- App and web page records
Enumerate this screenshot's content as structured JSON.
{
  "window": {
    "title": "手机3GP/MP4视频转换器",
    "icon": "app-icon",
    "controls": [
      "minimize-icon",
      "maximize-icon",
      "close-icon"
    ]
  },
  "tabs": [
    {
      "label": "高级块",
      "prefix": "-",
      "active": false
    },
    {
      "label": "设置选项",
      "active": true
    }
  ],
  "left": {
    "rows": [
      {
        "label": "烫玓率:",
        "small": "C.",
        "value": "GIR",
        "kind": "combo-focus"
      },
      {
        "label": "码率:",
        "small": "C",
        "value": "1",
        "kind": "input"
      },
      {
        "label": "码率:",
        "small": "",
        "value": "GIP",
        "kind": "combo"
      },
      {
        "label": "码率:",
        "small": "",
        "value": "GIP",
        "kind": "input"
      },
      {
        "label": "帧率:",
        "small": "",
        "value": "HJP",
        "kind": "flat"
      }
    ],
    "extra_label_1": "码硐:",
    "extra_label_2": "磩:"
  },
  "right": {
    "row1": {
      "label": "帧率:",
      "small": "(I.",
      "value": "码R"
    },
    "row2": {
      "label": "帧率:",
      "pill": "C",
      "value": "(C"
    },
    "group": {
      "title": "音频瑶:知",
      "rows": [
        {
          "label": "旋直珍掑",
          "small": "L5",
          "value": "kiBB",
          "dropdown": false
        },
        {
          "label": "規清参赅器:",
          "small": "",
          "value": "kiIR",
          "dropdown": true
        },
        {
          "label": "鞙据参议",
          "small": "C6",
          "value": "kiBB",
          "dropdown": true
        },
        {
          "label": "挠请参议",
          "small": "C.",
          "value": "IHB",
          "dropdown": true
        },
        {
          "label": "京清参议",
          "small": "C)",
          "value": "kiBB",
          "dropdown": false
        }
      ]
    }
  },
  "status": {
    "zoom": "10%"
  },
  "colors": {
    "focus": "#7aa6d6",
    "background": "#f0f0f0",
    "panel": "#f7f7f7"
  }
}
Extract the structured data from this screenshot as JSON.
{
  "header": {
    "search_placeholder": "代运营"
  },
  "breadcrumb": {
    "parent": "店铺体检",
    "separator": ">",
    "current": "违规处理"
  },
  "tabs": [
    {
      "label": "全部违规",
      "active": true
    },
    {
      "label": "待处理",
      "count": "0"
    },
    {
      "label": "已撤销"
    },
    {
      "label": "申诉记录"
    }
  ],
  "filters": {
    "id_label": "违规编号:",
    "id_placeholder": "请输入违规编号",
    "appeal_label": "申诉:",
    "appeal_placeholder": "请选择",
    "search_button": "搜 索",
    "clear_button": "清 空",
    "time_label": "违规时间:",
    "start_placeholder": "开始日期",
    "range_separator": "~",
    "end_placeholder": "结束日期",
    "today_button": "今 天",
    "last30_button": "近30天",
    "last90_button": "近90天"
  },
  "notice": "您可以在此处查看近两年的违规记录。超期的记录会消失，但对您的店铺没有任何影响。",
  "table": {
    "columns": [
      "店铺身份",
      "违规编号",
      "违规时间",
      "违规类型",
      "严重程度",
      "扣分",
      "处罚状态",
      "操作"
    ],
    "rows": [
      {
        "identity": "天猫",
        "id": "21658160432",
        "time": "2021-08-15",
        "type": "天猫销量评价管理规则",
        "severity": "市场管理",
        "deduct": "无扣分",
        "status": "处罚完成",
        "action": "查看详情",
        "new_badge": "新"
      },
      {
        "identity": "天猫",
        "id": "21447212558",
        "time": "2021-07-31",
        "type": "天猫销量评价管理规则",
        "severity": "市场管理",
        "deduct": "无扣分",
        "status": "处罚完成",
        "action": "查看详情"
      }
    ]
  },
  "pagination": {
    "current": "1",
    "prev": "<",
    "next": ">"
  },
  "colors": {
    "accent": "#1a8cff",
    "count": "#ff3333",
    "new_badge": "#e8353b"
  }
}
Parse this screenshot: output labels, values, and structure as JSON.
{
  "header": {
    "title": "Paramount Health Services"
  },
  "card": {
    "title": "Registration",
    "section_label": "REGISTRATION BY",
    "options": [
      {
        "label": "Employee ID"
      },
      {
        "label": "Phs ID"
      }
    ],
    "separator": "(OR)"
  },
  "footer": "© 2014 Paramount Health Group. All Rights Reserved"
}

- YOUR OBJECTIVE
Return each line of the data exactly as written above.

- TASK RESPONSE
Enumerate this screenshot's content as structured JSON.
{
  "window": {
    "title": "手机3GP/MP4视频转换器",
    "icon": "app-icon",
    "controls": [
      "minimize-icon",
      "maximize-icon",
      "close-icon"
    ]
  },
  "tabs": [
    {
      "label": "高级块",
      "prefix": "-",
      "active": false
    },
    {
      "label": "设置选项",
      "active": true
    }
  ],
  "left": {
    "rows": [
      {
        "label": "烫玓率:",
        "small": "C.",
        "value": "GIR",
        "kind": "combo-focus"
      },
      {
        "label": "码率:",
        "small": "C",
        "value": "1",
        "kind": "input"
      },
      {
        "label": "码率:",
        "small": "",
        "value": "GIP",
        "kind": "combo"
      },
      {
        "label": "码率:",
        "small": "",
        "value": "GIP",
        "kind": "input"
      },
      {
        "label": "帧率:",
        "small": "",
        "value": "HJP",
        "kind": "flat"
      }
    ],
    "extra_label_1": "码硐:",
    "extra_label_2": "磩:"
  },
  "right": {
    "row1": {
      "label": "帧率:",
      "small": "(I.",
      "value": "码R"
    },
    "row2": {
      "label": "帧率:",
      "pill": "C",
      "value": "(C"
    },
    "group": {
      "title": "音频瑶:知",
      "rows": [
        {
          "label": "旋直珍掑",
          "small": "L5",
          "value": "kiBB",
          "dropdown": false
        },
        {
          "label": "規清参赅器:",
          "small": "",
          "value": "kiIR",
          "dropdown": true
        },
        {
          "label": "鞙据参议",
          "small": "C6",
          "value": "kiBB",
          "dropdown": true
        },
        {
          "label": "挠请参议",
          "small": "C.",
          "value": "IHB",
          "dropdown": true
        },
        {
          "label": "京清参议",
          "small": "C)",
          "value": "kiBB",
          "dropdown": false
        }
      ]
    }
  },
  "status": {
    "zoom": "10%"
  },
  "colors": {
    "focus": "#7aa6d6",
    "background": "#f0f0f0",
    "panel": "#f7f7f7"
  }
}
Extract the structured data from this screenshot as JSON.
{
  "header": {
    "search_placeholder": "代运营"
  },
  "breadcrumb": {
    "parent": "店铺体检",
    "separator": ">",
    "current": "违规处理"
  },
  "tabs": [
    {
      "label": "全部违规",
      "active": true
    },
    {
      "label": "待处理",
      "count": "0"
    },
    {
      "label": "已撤销"
    },
    {
      "label": "申诉记录"
    }
  ],
  "filters": {
    "id_label": "违规编号:",
    "id_placeholder": "请输入违规编号",
    "appeal_label": "申诉:",
    "appeal_placeholder": "请选择",
    "search_button": "搜 索",
    "clear_button": "清 空",
    "time_label": "违规时间:",
    "start_placeholder": "开始日期",
    "range_separator": "~",
    "end_placeholder": "结束日期",
    "today_button": "今 天",
    "last30_button": "近30天",
    "last90_button": "近90天"
  },
  "notice": "您可以在此处查看近两年的违规记录。超期的记录会消失，但对您的店铺没有任何影响。",
  "table": {
    "columns": [
      "店铺身份",
      "违规编号",
      "违规时间",
      "违规类型",
      "严重程度",
      "扣分",
      "处罚状态",
      "操作"
    ],
    "rows": [
      {
        "identity": "天猫",
        "id": "21658160432",
        "time": "2021-08-15",
        "type": "天猫销量评价管理规则",
        "severity": "市场管理",
        "deduct": "无扣分",
        "status": "处罚完成",
        "action": "查看详情",
        "new_badge": "新"
      },
      {
        "identity": "天猫",
        "id": "21447212558",
        "time": "2021-07-31",
        "type": "天猫销量评价管理规则",
        "severity": "市场管理",
        "deduct": "无扣分",
        "status": "处罚完成",
        "action": "查看详情"
      }
    ]
  },
  "pagination": {
    "current": "1",
    "prev": "<",
    "next": ">"
  },
  "colors": {
    "accent": "#1a8cff",
    "count": "#ff3333",
    "new_badge": "#e8353b"
  }
}
Parse this screenshot: output labels, values, and structure as JSON.
{
  "header": {
    "title": "Paramount Health Services"
  },
  "card": {
    "title": "Registration",
    "section_label": "REGISTRATION BY",
    "options": [
      {
        "label": "Employee ID"
      },
      {
        "label": "Phs ID"
      }
    ],
    "separator": "(OR)"
  },
  "footer": "© 2014 Paramount Health Group. All Rights Reserved"
}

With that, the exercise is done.